Dear Visitors We will attend in 2014 CHINA INTERNATIONAL BEARING INDUSTRY EXHIBITION, taking place on 18 Sep, 2014 to 21 Sep, 2014, in SHANGHAI WORLD EXPO EXHIBITION & CONVENTION CENTER. Our Hall Number is: H2, Booth Number is: G128 Thanking you!     Thank you.

Deep Groove Ball Bearing

How to Repair Bicycle Bearings

Wheel bearings on bicycles can wear out from excessive miles, lose their seals and collect contaminants like dirt or water. When this happens, you must replace the wheel bearings. The bottom bracket hub is a sealed unit that you change out completely in one piece. Pitted bearings can cause damage to your hub if you don't change them. You can change your bearings in about an hour on both wheels with a few hand tools.Ball Bearing, Ball Bearings , Deep Groove Ball Bearing , Nonstandard bearing ,


  • Put the bike in a bike stand.
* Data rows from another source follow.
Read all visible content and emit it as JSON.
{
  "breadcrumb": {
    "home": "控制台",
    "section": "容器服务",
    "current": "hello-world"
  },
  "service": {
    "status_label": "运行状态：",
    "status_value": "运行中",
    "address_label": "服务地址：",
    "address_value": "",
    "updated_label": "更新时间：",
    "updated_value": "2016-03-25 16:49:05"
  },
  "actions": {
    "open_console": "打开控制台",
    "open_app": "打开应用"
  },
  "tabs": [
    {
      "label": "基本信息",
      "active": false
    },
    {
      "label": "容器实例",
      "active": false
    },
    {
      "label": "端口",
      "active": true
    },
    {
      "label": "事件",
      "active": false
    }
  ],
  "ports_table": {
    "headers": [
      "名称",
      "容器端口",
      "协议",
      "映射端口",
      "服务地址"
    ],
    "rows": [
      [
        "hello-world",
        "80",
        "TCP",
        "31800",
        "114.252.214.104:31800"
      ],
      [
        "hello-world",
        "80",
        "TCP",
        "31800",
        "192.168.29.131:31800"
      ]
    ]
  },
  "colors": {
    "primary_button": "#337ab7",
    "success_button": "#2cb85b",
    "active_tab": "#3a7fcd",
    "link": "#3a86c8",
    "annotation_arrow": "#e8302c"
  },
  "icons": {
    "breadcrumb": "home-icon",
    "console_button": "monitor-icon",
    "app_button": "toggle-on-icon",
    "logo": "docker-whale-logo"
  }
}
Loosen the quick release lever on both wheels and take off both wheels. Lay them out on a workbench on the side with the lever pointing down.

  • 2

    Unscrew the quick-release levers from both wheels. Pull out the skewers and set them aside. The skewers are the long axle-like rods that go through the center of the wheel.

  • 3

    Remove the gear cluster from the back wheel by turning it counterclockwise. If you can't remove it by hand, wrap the freewheel puller around the gear cluster. Push on the handle to loosen it. When it comes loose, take off the freewheel puller and lift off the cluster.

  • 4

    Pry off the rubber seal on the axle using a screwdriver. Slip a 15mm wrench onto the cone flats on the back wheel and a 13mm wrench onto the cone flats on the front wheel. The cone flats are located on the wheel axle closest to the wheel, the only place the wrench will fit. Place a 17mm wrench on the nut on top above the other wrenches. Turn it counterclockwise against the cone wrench on both wheels to loosen everything.

  • 5

    Stand the wheels up one at a time. Unscrew the locknut, cone and spacers. The locknut is located on the outside of the axle.The spacers are next in line, and then the cone is located nearest the wheel hub. Place them aside. Pull the axle out. The bearings should stay stuck inside the bearing race, the shiny, cone-shaped object. Remove all the bearings from both sides of both wheels with your fingers and set them aside.

  • 6

    Wipe the inside of both wheel races with a soft cloth to remove any residual grease. The wheel race is the shiny, cone-shaped housing on both sides of the axle that the bearings ride in; they are located on the outside of the hub and become visible after you take off the locknut, cone and spacers. Smear new grease on the inside of the hub where the bearings came out. Using your fingers, push the new ball bearings down into the grease one at a time. Use 3/16-inch diameter bearings on the front hub and 1/4-inch diameter bearings on the rear hub. Smear all the bearings with grease. Be gentle and make sure not to dislodge them.

  • 7

    Smear the axles with grease and slide them into their respective hubs. Replace washers, spacers and cones on both sides. Tighten everything using your fingers. Lay the wheels back down. Slide the cone wrench back on the cone flats on the outside of the axle below the locknut. Slide the 17mm open-end wrench on the back wheel and the 13mm wrench on the front wheel. Tighten everything clockwise. Slip the rubber cone seals back on and make sure they fit tight against the axle. Slide the skewers back into the axles and replace the quick-release knobs. Put the wheels back on the bike